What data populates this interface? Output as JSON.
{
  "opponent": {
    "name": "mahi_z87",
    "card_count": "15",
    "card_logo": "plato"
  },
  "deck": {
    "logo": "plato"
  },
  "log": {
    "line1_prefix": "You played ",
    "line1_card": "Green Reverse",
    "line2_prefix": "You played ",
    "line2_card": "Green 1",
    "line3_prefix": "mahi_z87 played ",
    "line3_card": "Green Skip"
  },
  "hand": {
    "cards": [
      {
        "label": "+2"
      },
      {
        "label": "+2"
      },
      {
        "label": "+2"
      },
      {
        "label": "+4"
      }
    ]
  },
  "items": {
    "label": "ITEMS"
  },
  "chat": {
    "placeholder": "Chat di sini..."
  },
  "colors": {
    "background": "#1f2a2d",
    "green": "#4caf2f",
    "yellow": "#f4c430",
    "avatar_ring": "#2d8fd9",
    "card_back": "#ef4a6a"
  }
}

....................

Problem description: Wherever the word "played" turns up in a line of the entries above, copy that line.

Answer to this task:
    "line1_prefix": "You played ",
    "line2_prefix": "You played ",
    "line3_prefix": "mahi_z87 played ",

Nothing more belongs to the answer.